> YOUR INSTRUCTIONS
The answer must be an exact copy of all the data below.

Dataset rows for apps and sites
^^^^

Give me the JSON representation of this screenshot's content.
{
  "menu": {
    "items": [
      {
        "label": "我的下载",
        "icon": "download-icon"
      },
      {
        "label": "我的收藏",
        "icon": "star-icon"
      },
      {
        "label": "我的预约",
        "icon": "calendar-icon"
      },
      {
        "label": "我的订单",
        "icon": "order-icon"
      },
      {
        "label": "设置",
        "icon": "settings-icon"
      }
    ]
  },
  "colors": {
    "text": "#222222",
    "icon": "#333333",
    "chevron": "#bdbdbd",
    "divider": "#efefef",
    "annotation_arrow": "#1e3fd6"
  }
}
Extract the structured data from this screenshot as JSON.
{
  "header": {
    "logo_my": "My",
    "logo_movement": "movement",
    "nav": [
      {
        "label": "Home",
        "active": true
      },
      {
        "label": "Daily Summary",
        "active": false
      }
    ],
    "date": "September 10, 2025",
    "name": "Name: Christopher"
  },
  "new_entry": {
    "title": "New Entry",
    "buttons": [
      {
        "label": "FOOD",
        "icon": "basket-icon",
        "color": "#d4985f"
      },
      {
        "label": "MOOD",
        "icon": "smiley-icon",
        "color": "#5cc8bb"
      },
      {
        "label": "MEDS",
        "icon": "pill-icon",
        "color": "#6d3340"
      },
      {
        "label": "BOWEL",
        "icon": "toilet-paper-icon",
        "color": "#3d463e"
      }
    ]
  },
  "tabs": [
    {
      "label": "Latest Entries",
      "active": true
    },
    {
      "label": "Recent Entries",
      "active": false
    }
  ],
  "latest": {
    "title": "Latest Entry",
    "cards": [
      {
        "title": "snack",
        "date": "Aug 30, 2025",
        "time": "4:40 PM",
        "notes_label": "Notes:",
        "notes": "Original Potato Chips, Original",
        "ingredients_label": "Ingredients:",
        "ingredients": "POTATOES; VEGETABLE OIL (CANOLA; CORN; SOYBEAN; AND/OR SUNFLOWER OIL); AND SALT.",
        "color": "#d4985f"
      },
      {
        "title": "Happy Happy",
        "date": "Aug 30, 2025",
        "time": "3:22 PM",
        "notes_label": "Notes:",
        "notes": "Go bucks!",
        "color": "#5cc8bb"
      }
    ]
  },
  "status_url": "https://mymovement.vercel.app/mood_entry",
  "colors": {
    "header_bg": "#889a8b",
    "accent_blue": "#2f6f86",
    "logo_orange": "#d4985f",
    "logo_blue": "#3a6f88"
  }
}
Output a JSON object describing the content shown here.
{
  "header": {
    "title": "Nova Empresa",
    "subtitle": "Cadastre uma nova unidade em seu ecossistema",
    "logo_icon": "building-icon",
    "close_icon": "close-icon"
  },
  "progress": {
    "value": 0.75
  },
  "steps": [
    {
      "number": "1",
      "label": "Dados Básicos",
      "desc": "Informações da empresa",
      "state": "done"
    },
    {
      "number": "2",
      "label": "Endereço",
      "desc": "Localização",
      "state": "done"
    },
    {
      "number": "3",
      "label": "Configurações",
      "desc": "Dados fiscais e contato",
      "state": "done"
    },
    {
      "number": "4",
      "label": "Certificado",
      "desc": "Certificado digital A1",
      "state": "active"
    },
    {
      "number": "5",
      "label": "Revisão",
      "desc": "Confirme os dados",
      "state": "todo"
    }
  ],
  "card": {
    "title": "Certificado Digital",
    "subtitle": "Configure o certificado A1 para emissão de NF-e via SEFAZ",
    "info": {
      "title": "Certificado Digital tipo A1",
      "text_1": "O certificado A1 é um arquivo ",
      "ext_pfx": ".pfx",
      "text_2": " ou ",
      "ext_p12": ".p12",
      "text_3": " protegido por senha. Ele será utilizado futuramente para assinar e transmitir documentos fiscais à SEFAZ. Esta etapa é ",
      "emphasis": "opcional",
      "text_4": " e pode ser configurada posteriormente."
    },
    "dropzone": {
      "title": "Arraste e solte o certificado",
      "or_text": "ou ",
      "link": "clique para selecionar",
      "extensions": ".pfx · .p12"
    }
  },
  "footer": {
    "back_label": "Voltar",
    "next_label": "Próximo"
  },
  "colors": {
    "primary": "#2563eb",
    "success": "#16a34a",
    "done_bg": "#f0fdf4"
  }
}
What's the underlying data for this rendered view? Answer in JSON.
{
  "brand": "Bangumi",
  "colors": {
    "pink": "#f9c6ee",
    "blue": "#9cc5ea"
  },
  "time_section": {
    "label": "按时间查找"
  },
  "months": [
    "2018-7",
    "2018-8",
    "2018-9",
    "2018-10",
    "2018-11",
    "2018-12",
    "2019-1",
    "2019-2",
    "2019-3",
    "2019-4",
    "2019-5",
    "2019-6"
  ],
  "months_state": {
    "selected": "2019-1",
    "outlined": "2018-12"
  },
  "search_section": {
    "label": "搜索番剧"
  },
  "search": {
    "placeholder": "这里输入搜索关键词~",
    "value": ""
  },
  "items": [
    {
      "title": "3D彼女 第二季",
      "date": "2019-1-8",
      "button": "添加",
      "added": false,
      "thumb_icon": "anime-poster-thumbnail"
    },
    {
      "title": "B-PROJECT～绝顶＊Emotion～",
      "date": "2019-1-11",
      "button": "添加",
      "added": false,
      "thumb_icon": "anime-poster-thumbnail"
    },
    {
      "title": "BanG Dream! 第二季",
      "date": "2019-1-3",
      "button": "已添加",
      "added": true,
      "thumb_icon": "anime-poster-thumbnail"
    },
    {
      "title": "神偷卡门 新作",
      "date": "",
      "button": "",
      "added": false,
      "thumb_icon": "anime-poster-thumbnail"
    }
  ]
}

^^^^

> YOUR RESPONSE
Give me the JSON representation of this screenshot's content.
{
  "menu": {
    "items": [
      {
        "label": "我的下载",
        "icon": "download-icon"
      },
      {
        "label": "我的收藏",
        "icon": "star-icon"
      },
      {
        "label": "我的预约",
        "icon": "calendar-icon"
      },
      {
        "label": "我的订单",
        "icon": "order-icon"
      },
      {
        "label": "设置",
        "icon": "settings-icon"
      }
    ]
  },
  "colors": {
    "text": "#222222",
    "icon": "#333333",
    "chevron": "#bdbdbd",
    "divider": "#efefef",
    "annotation_arrow": "#1e3fd6"
  }
}
Extract the structured data from this screenshot as JSON.
{
  "header": {
    "logo_my": "My",
    "logo_movement": "movement",
    "nav": [
      {
        "label": "Home",
        "active": true
      },
      {
        "label": "Daily Summary",
        "active": false
      }
    ],
    "date": "September 10, 2025",
    "name": "Name: Christopher"
  },
  "new_entry": {
    "title": "New Entry",
    "buttons": [
      {
        "label": "FOOD",
        "icon": "basket-icon",
        "color": "#d4985f"
      },
      {
        "label": "MOOD",
        "icon": "smiley-icon",
        "color": "#5cc8bb"
      },
      {
        "label": "MEDS",
        "icon": "pill-icon",
        "color": "#6d3340"
      },
      {
        "label": "BOWEL",
        "icon": "toilet-paper-icon",
        "color": "#3d463e"
      }
    ]
  },
  "tabs": [
    {
      "label": "Latest Entries",
      "active": true
    },
    {
      "label": "Recent Entries",
      "active": false
    }
  ],
  "latest": {
    "title": "Latest Entry",
    "cards": [
      {
        "title": "snack",
        "date": "Aug 30, 2025",
        "time": "4:40 PM",
        "notes_label": "Notes:",
        "notes": "Original Potato Chips, Original",
        "ingredients_label": "Ingredients:",
        "ingredients": "POTATOES; VEGETABLE OIL (CANOLA; CORN; SOYBEAN; AND/OR SUNFLOWER OIL); AND SALT.",
        "color": "#d4985f"
      },
      {
        "title": "Happy Happy",
        "date": "Aug 30, 2025",
        "time": "3:22 PM",
        "notes_label": "Notes:",
        "notes": "Go bucks!",
        "color": "#5cc8bb"
      }
    ]
  },
  "status_url": "https://mymovement.vercel.app/mood_entry",
  "colors": {
    "header_bg": "#889a8b",
    "accent_blue": "#2f6f86",
    "logo_orange": "#d4985f",
    "logo_blue": "#3a6f88"
  }
}
Output a JSON object describing the content shown here.
{
  "header": {
    "title": "Nova Empresa",
    "subtitle": "Cadastre uma nova unidade em seu ecossistema",
    "logo_icon": "building-icon",
    "close_icon": "close-icon"
  },
  "progress": {
    "value": 0.75
  },
  "steps": [
    {
      "number": "1",
      "label": "Dados Básicos",
      "desc": "Informações da empresa",
      "state": "done"
    },
    {
      "number": "2",
      "label": "Endereço",
      "desc": "Localização",
      "state": "done"
    },
    {
      "number": "3",
      "label": "Configurações",
      "desc": "Dados fiscais e contato",
      "state": "done"
    },
    {
      "number": "4",
      "label": "Certificado",
      "desc": "Certificado digital A1",
      "state": "active"
    },
    {
      "number": "5",
      "label": "Revisão",
      "desc": "Confirme os dados",
      "state": "todo"
    }
  ],
  "card": {
    "title": "Certificado Digital",
    "subtitle": "Configure o certificado A1 para emissão de NF-e via SEFAZ",
    "info": {
      "title": "Certificado Digital tipo A1",
      "text_1": "O certificado A1 é um arquivo ",
      "ext_pfx": ".pfx",
      "text_2": " ou ",
      "ext_p12": ".p12",
      "text_3": " protegido por senha. Ele será utilizado futuramente para assinar e transmitir documentos fiscais à SEFAZ. Esta etapa é ",
      "emphasis": "opcional",
      "text_4": " e pode ser configurada posteriormente."
    },
    "dropzone": {
      "title": "Arraste e solte o certificado",
      "or_text": "ou ",
      "link": "clique para selecionar",
      "extensions": ".pfx · .p12"
    }
  },
  "footer": {
    "back_label": "Voltar",
    "next_label": "Próximo"
  },
  "colors": {
    "primary": "#2563eb",
    "success": "#16a34a",
    "done_bg": "#f0fdf4"
  }
}
What's the underlying data for this rendered view? Answer in JSON.
{
  "brand": "Bangumi",
  "colors": {
    "pink": "#f9c6ee",
    "blue": "#9cc5ea"
  },
  "time_section": {
    "label": "按时间查找"
  },
  "months": [
    "2018-7",
    "2018-8",
    "2018-9",
    "2018-10",
    "2018-11",
    "2018-12",
    "2019-1",
    "2019-2",
    "2019-3",
    "2019-4",
    "2019-5",
    "2019-6"
  ],
  "months_state": {
    "selected": "2019-1",
    "outlined": "2018-12"
  },
  "search_section": {
    "label": "搜索番剧"
  },
  "search": {
    "placeholder": "这里输入搜索关键词~",
    "value": ""
  },
  "items": [
    {
      "title": "3D彼女 第二季",
      "date": "2019-1-8",
      "button": "添加",
      "added": false,
      "thumb_icon": "anime-poster-thumbnail"
    },
    {
      "title": "B-PROJECT～绝顶＊Emotion～",
      "date": "2019-1-11",
      "button": "添加",
      "added": false,
      "thumb_icon": "anime-poster-thumbnail"
    },
    {
      "title": "BanG Dream! 第二季",
      "date": "2019-1-3",
      "button": "已添加",
      "added": true,
      "thumb_icon": "anime-poster-thumbnail"
    },
    {
      "title": "神偷卡门 新作",
      "date": "",
      "button": "",
      "added": false,
      "thumb_icon": "anime-poster-thumbnail"
    }
  ]
}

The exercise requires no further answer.